BEGIN

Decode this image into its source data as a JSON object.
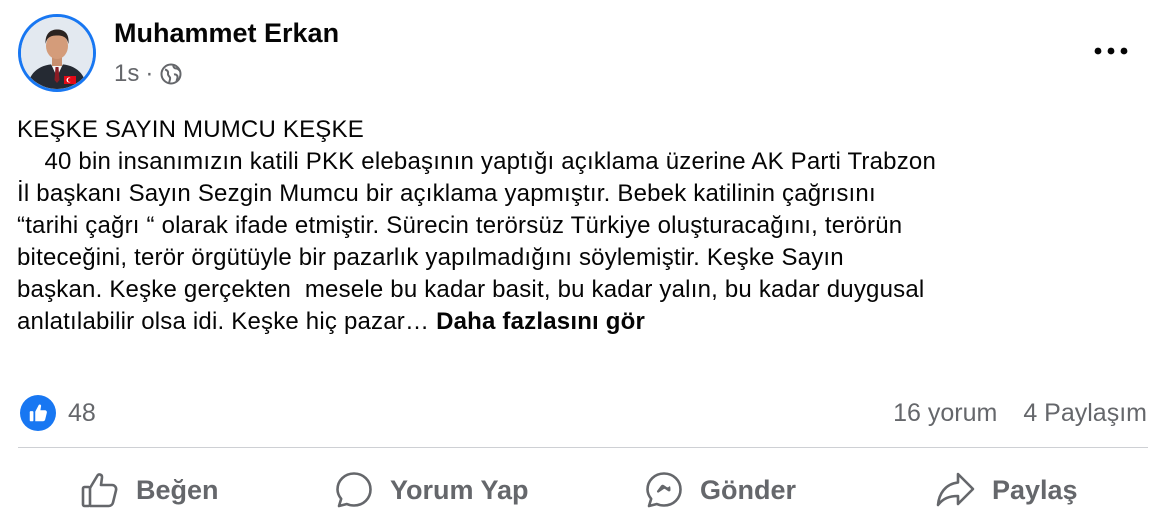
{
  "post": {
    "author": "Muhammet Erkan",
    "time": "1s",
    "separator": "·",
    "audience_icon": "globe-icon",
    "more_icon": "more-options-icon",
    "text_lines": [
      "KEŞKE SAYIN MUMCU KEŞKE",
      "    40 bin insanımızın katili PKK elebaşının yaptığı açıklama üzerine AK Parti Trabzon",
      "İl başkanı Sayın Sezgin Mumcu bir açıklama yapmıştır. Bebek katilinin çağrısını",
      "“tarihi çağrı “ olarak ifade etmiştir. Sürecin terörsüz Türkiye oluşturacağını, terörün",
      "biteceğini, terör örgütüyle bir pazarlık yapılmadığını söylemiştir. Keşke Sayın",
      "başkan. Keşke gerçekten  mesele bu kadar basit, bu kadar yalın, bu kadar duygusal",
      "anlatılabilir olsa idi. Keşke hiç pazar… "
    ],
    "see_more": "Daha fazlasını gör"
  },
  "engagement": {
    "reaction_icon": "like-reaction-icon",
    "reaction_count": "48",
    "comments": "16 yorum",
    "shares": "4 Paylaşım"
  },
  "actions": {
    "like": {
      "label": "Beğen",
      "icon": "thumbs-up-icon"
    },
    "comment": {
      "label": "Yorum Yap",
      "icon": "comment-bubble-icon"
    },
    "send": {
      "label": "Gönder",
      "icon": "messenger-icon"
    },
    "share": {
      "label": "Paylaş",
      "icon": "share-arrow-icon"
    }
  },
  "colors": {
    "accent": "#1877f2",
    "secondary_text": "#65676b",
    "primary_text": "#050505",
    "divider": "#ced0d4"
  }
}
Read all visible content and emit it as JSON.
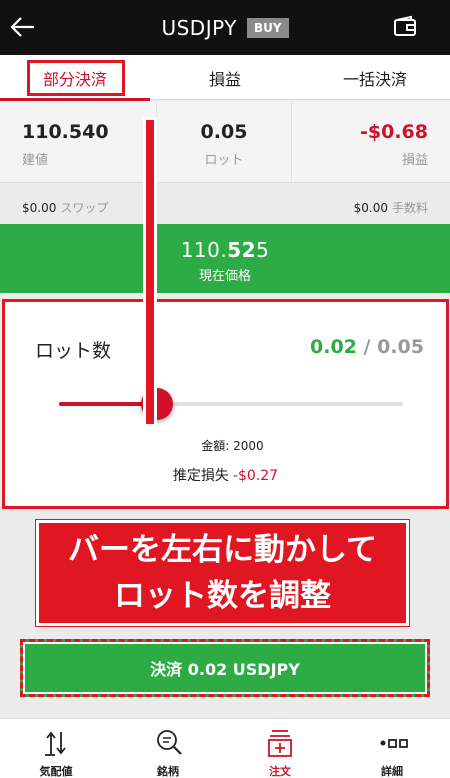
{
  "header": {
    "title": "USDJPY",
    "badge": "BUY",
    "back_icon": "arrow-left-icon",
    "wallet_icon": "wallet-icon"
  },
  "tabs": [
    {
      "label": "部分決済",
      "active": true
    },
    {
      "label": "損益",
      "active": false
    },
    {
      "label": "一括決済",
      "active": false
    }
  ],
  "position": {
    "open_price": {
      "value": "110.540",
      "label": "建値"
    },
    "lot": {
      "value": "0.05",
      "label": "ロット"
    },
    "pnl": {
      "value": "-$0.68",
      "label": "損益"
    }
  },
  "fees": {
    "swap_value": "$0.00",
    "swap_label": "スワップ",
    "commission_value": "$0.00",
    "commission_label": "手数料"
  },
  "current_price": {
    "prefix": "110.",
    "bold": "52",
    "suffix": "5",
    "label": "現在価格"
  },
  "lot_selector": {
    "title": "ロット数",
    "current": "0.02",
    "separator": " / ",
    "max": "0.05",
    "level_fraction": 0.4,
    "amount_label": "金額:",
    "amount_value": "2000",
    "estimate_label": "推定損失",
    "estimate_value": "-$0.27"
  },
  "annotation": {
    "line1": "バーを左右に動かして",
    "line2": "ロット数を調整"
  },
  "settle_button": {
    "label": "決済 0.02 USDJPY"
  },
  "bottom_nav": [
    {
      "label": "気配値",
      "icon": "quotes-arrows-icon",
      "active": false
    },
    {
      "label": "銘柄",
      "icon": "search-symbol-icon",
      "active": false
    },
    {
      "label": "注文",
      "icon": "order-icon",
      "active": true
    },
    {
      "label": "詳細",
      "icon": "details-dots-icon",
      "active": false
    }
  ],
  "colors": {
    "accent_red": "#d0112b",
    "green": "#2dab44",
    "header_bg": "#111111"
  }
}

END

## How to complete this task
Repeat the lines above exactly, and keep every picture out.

## Your response
Decode this image into its source data as a JSON object.
{
  "post": {
    "author": "Muhammet Erkan",
    "time": "1s",
    "separator": "·",
    "audience_icon": "globe-icon",
    "more_icon": "more-options-icon",
    "text_lines": [
      "KEŞKE SAYIN MUMCU KEŞKE",
      "    40 bin insanımızın katili PKK elebaşının yaptığı açıklama üzerine AK Parti Trabzon",
      "İl başkanı Sayın Sezgin Mumcu bir açıklama yapmıştır. Bebek katilinin çağrısını",
      "“tarihi çağrı “ olarak ifade etmiştir. Sürecin terörsüz Türkiye oluşturacağını, terörün",
      "biteceğini, terör örgütüyle bir pazarlık yapılmadığını söylemiştir. Keşke Sayın",
      "başkan. Keşke gerçekten  mesele bu kadar basit, bu kadar yalın, bu kadar duygusal",
      "anlatılabilir olsa idi. Keşke hiç pazar… "
    ],
    "see_more": "Daha fazlasını gör"
  },
  "engagement": {
    "reaction_icon": "like-reaction-icon",
    "reaction_count": "48",
    "comments": "16 yorum",
    "shares": "4 Paylaşım"
  },
  "actions": {
    "like": {
      "label": "Beğen",
      "icon": "thumbs-up-icon"
    },
    "comment": {
      "label": "Yorum Yap",
      "icon": "comment-bubble-icon"
    },
    "send": {
      "label": "Gönder",
      "icon": "messenger-icon"
    },
    "share": {
      "label": "Paylaş",
      "icon": "share-arrow-icon"
    }
  },
  "colors": {
    "accent": "#1877f2",
    "secondary_text": "#65676b",
    "primary_text": "#050505",
    "divider": "#ced0d4"
  }
}
Read all visible content and emit it as JSON.
{
  "header": {
    "title": "USDJPY",
    "badge": "BUY",
    "back_icon": "arrow-left-icon",
    "wallet_icon": "wallet-icon"
  },
  "tabs": [
    {
      "label": "部分決済",
      "active": true
    },
    {
      "label": "損益",
      "active": false
    },
    {
      "label": "一括決済",
      "active": false
    }
  ],
  "position": {
    "open_price": {
      "value": "110.540",
      "label": "建値"
    },
    "lot": {
      "value": "0.05",
      "label": "ロット"
    },
    "pnl": {
      "value": "-$0.68",
      "label": "損益"
    }
  },
  "fees": {
    "swap_value": "$0.00",
    "swap_label": "スワップ",
    "commission_value": "$0.00",
    "commission_label": "手数料"
  },
  "current_price": {
    "prefix": "110.",
    "bold": "52",
    "suffix": "5",
    "label": "現在価格"
  },
  "lot_selector": {
    "title": "ロット数",
    "current": "0.02",
    "separator": " / ",
    "max": "0.05",
    "level_fraction": 0.4,
    "amount_label": "金額:",
    "amount_value": "2000",
    "estimate_label": "推定損失",
    "estimate_value": "-$0.27"
  },
  "annotation": {
    "line1": "バーを左右に動かして",
    "line2": "ロット数を調整"
  },
  "settle_button": {
    "label": "決済 0.02 USDJPY"
  },
  "bottom_nav": [
    {
      "label": "気配値",
      "icon": "quotes-arrows-icon",
      "active": false
    },
    {
      "label": "銘柄",
      "icon": "search-symbol-icon",
      "active": false
    },
    {
      "label": "注文",
      "icon": "order-icon",
      "active": true
    },
    {
      "label": "詳細",
      "icon": "details-dots-icon",
      "active": false
    }
  ],
  "colors": {
    "accent_red": "#d0112b",
    "green": "#2dab44",
    "header_bg": "#111111"
  }
}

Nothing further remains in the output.